Students wash their hands at their elementary school in Shizuoka, central Japan, on March 16, 2020, amid the spread of the new coronavirus. (Kyodo)


TOKYO (Kyodo) — Just over 21 percent of people in Japan are washing or sanitizing their hands appropriately amid the novel coronavirus pandemic, according to an online survey by a team drawn from Tokyo Medical University and other institutions.


The survey was conducted in June, after a decline in the daily number of COVID-19 infections and the lifting of the first coronavirus state of emergency in late May. The research was published in the Japanese Journal of Infectious Diseases in late December.


Masaki Machida, a research associate in Tokyo Medical University’s Department of Preventive Medicine and Public Health, who led the research, said people may have improved their hygiene because alcohol hand sanitizers had been placed at numerous locations since the start of the pandemic.


“But attention to preventing infection may have diminished among some people due to coronavirus fatigue. It is important to continue encouraging hand hygiene,” Machida said.


In the survey, respondents were asked if they washed their hands with soap or used alcohol hand sanitizers in five situations — before eating food, after returning from public places, after going to the toilet, after touching something outside, and after blowing their nose, coughing or sneezing.


Of the respondents, 76.4 percent replied that they “always” cleaned their hands after returning from public places, followed by 68.1 percent who did so after going to the toilet. Only 30.2 percent did so after blowing their nose, coughing or sneezing, the lowest figure for the five situations.


The survey found only 21.1 percent of respondents always washed their hands or used alcohol hand sanitizers in all five situations and that individuals in this group cleaned their hands at least 11 times per day.


Practicing hand hygiene 11 times or more per day can indicate that a person cleans their hands in all five situations, the report said.


Machida noted that individuals who eat three meals and go to the toilet three times per day should wash their hands six times.


“That said, if you wash hands 10 times or fewer, it is highly likely that you have missed some chances to wash your hands,” he said, adding such people need to review their hand hygiene.


The report also said if the pandemic worsens, it would require more rigorous education and an assessment of preventive actions, including setting the hand-washing standard at 16 times or more.


With the number of infections running high in Tokyo and surrounding areas, Machida believes people in the region may need to adopt the higher standard, while making allowances for those who do not go outside often or whose skin is dry and sensitive.

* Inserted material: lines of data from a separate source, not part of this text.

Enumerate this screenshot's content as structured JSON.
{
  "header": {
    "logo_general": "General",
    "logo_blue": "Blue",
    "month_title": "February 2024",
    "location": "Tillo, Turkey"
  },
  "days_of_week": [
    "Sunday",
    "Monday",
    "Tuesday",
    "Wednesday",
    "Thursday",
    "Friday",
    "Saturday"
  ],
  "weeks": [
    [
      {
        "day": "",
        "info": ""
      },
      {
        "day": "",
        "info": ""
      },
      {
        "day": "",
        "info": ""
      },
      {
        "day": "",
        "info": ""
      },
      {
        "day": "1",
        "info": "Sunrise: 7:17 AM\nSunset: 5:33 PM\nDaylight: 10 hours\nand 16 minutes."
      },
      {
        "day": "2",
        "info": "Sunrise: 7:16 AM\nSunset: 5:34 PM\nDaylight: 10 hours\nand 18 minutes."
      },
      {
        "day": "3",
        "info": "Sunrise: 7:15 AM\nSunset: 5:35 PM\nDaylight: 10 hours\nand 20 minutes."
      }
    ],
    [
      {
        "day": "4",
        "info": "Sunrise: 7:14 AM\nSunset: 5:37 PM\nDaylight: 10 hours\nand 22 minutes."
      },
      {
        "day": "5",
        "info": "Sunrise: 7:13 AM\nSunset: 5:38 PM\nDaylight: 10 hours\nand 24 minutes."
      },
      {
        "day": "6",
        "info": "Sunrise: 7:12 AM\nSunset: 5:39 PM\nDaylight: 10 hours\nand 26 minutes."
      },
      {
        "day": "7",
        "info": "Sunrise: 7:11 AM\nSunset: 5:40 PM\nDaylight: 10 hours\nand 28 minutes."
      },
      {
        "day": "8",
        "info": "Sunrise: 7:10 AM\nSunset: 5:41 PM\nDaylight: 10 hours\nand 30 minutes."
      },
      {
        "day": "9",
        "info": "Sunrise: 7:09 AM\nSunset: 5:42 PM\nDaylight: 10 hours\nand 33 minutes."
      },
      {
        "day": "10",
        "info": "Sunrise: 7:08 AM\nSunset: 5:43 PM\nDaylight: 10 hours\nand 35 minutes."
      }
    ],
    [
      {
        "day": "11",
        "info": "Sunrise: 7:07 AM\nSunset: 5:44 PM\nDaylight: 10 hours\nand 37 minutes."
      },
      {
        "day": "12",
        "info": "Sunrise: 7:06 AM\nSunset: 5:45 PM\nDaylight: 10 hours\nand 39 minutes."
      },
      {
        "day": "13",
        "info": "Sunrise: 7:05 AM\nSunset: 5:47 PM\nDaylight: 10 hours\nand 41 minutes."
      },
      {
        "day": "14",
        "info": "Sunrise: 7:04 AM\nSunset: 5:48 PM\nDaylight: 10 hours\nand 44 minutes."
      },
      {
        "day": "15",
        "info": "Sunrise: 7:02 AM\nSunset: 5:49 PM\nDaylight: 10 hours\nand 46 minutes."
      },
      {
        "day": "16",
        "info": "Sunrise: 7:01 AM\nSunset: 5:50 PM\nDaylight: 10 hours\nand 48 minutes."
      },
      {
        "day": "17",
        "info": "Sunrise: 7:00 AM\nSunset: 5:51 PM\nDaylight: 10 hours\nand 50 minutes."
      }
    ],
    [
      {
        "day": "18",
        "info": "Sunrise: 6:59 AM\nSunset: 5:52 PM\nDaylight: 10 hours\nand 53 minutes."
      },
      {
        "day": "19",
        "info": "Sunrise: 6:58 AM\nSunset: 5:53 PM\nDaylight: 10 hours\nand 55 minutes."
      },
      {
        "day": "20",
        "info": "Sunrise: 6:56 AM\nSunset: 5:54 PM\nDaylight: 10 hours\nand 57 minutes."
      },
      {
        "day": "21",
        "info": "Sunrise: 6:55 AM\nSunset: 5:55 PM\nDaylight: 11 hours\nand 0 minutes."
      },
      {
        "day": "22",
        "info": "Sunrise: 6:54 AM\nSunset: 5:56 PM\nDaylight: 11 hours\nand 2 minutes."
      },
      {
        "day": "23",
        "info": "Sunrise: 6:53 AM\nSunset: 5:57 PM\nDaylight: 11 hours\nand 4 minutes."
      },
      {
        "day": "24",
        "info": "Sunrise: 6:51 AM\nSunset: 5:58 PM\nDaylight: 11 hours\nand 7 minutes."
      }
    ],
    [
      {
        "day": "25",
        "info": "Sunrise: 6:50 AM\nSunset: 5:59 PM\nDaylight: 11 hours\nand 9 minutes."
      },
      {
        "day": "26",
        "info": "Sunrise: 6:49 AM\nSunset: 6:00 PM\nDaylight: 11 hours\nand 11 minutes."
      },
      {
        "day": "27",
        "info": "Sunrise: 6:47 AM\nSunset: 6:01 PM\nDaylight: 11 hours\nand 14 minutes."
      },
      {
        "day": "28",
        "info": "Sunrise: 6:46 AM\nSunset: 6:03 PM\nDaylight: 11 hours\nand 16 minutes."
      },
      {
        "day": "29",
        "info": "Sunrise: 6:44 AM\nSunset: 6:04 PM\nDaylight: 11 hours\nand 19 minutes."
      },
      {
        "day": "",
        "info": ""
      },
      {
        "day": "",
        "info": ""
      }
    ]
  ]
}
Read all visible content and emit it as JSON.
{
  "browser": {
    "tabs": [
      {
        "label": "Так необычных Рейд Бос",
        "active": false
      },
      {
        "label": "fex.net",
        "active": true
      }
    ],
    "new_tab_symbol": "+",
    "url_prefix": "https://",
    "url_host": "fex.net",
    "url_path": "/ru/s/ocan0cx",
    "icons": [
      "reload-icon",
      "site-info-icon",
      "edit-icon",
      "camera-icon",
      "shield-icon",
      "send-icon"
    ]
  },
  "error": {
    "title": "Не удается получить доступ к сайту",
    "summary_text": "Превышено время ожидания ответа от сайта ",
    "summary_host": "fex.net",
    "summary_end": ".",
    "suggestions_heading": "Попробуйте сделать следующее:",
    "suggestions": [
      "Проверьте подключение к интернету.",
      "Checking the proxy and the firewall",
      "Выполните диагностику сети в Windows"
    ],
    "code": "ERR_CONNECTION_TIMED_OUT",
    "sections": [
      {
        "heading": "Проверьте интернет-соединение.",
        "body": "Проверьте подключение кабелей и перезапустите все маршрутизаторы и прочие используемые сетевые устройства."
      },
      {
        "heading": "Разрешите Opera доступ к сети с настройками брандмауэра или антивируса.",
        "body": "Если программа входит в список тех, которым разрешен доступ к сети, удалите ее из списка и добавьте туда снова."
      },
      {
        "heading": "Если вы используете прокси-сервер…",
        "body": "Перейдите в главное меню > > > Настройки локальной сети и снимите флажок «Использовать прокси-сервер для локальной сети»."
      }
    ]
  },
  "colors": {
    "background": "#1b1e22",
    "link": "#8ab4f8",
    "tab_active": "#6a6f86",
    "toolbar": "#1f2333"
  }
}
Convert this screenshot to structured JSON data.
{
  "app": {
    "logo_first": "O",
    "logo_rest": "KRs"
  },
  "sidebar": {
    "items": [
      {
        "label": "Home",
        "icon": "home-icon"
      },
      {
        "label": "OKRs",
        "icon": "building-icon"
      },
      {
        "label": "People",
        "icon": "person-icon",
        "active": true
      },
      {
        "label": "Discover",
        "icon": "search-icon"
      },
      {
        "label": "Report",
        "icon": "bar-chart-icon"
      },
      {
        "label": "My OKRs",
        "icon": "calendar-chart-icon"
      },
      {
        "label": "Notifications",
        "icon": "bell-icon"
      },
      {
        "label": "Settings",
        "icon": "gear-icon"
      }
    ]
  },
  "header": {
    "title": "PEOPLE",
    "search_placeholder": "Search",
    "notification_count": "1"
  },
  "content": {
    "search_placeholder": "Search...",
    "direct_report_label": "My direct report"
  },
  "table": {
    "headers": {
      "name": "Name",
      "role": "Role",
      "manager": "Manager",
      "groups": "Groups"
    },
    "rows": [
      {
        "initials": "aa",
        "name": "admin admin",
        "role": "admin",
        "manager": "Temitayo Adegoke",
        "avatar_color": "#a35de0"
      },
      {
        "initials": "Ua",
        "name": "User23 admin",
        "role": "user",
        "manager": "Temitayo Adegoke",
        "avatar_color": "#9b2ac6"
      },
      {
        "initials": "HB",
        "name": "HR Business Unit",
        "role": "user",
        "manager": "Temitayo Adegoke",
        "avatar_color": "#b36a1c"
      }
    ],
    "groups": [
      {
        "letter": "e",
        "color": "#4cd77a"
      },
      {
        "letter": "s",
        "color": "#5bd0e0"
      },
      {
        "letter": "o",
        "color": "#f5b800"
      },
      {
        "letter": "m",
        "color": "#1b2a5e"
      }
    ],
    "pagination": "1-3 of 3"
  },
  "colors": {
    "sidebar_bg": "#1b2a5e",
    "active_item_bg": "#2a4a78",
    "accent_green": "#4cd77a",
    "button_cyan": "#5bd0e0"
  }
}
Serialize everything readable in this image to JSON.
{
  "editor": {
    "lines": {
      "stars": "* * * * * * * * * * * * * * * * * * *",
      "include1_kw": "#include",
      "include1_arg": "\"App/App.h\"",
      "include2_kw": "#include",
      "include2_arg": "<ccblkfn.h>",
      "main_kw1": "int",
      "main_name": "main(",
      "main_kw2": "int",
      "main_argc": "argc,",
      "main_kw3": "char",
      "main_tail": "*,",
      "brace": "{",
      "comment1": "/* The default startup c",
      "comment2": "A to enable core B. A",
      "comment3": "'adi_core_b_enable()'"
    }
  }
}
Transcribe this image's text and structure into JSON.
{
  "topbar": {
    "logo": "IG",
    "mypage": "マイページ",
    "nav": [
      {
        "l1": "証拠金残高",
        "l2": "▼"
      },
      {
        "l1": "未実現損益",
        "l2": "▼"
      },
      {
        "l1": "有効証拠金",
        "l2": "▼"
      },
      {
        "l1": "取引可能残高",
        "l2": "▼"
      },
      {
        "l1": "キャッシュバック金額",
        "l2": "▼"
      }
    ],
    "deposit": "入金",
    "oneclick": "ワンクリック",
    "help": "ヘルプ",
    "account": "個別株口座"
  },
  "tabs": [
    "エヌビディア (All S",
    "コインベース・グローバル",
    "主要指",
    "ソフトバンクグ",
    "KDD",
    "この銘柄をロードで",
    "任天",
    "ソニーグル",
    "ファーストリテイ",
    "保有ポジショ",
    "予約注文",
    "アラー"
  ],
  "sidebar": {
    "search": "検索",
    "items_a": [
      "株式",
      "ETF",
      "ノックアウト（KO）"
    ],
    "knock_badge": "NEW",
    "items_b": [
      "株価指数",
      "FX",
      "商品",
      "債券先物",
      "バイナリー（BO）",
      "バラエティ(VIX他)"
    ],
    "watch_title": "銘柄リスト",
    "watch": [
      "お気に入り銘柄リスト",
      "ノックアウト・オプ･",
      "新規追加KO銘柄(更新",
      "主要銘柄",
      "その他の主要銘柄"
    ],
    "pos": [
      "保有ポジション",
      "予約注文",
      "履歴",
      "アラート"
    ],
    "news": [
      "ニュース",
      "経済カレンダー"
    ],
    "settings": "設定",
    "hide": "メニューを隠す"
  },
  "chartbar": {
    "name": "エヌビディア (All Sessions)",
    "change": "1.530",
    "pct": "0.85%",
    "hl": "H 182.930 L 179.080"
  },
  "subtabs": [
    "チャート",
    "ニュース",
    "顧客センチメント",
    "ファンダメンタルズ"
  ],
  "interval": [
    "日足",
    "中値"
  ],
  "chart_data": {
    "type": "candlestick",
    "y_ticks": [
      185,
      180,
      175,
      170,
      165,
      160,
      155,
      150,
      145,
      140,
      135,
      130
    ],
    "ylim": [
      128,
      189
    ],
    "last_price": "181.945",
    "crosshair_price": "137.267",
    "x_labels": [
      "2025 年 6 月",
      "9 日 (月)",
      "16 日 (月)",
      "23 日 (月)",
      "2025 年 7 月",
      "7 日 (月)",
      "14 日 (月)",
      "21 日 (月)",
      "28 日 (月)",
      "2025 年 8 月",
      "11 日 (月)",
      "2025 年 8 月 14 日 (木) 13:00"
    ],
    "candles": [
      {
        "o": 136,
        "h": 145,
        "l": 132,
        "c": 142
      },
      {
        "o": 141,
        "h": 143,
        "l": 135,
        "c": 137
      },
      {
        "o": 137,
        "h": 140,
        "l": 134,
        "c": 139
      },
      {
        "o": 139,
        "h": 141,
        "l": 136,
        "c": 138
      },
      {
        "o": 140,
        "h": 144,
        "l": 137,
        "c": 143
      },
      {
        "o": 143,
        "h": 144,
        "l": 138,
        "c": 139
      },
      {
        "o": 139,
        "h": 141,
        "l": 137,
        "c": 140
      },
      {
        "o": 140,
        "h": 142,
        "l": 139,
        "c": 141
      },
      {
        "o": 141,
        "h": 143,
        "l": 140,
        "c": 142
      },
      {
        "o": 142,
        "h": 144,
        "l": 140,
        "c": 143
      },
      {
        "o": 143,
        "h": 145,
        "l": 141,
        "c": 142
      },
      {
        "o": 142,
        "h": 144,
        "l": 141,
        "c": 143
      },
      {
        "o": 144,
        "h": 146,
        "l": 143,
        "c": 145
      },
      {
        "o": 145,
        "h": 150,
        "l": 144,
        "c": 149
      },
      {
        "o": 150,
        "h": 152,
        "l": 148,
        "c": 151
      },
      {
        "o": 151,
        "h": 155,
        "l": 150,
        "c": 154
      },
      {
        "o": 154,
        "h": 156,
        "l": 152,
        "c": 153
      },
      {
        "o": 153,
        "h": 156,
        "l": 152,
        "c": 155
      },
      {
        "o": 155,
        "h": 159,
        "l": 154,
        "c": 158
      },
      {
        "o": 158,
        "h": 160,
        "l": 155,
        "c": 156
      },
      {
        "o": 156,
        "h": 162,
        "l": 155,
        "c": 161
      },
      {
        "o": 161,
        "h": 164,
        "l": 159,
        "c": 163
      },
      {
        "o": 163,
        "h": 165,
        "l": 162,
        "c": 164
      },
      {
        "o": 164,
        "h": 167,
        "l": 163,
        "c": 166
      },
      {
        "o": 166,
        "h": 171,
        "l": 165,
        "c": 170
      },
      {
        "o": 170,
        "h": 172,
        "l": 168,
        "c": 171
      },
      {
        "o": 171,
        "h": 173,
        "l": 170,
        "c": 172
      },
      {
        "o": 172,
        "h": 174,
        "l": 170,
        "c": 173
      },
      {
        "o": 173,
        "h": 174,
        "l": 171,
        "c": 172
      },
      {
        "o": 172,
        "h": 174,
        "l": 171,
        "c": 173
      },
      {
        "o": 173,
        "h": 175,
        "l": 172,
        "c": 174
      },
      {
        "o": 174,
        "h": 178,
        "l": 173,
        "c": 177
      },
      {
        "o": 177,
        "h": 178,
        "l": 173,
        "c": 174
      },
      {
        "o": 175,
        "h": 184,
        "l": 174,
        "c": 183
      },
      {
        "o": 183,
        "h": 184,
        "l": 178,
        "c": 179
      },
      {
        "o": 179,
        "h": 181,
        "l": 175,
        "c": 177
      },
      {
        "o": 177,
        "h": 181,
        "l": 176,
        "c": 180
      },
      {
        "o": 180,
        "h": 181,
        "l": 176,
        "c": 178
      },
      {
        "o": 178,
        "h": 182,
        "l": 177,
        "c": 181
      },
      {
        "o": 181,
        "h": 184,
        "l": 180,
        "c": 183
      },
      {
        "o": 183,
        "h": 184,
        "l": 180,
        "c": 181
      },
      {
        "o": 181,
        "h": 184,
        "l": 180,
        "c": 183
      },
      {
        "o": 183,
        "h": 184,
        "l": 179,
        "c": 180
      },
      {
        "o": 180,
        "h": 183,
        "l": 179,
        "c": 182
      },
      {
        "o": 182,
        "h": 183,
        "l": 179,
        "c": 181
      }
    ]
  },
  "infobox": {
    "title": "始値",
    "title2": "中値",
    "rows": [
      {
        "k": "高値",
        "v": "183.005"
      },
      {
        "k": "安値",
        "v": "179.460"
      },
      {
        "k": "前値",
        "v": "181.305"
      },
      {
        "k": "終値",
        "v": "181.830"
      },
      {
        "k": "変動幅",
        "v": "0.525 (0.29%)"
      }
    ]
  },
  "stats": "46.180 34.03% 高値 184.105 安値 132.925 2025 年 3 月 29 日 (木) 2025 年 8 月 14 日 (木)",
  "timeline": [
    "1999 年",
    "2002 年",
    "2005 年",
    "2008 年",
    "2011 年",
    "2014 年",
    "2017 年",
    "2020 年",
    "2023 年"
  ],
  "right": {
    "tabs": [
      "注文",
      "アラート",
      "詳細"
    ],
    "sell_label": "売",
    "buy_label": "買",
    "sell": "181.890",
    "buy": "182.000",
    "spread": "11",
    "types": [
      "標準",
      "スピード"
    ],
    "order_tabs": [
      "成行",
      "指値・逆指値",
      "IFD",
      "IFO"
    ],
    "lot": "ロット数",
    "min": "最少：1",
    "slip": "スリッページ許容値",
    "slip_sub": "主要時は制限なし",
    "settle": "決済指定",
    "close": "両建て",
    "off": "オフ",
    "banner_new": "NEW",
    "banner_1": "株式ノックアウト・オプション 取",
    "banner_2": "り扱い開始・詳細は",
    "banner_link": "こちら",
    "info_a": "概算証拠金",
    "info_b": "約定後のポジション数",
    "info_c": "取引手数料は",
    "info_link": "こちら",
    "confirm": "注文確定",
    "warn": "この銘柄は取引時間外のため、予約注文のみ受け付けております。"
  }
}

He also noted the importance of hand hygiene when taking care of sick people, at a time when coronavirus transmission between family members has been rising.


The online survey received responses from 2,149 people aged between 20 and 79 in the Kanto region centering on Tokyo.